AIM OF THE TASK
Look through the records and report how many lines include the word "contact", with no other words.

[Records from a dataset]
--*--

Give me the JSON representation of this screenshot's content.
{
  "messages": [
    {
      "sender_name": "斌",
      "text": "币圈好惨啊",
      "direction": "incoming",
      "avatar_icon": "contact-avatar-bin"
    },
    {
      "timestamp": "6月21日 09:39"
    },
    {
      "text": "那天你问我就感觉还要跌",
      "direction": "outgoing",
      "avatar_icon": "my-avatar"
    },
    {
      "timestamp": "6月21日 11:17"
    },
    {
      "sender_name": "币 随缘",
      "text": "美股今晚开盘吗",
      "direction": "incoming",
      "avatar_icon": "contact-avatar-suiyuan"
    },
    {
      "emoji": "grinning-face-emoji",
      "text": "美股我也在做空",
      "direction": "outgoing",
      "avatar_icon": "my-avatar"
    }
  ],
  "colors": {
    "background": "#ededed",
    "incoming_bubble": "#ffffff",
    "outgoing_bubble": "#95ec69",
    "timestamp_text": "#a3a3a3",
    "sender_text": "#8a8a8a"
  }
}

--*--

EXPECTED ANSWER
2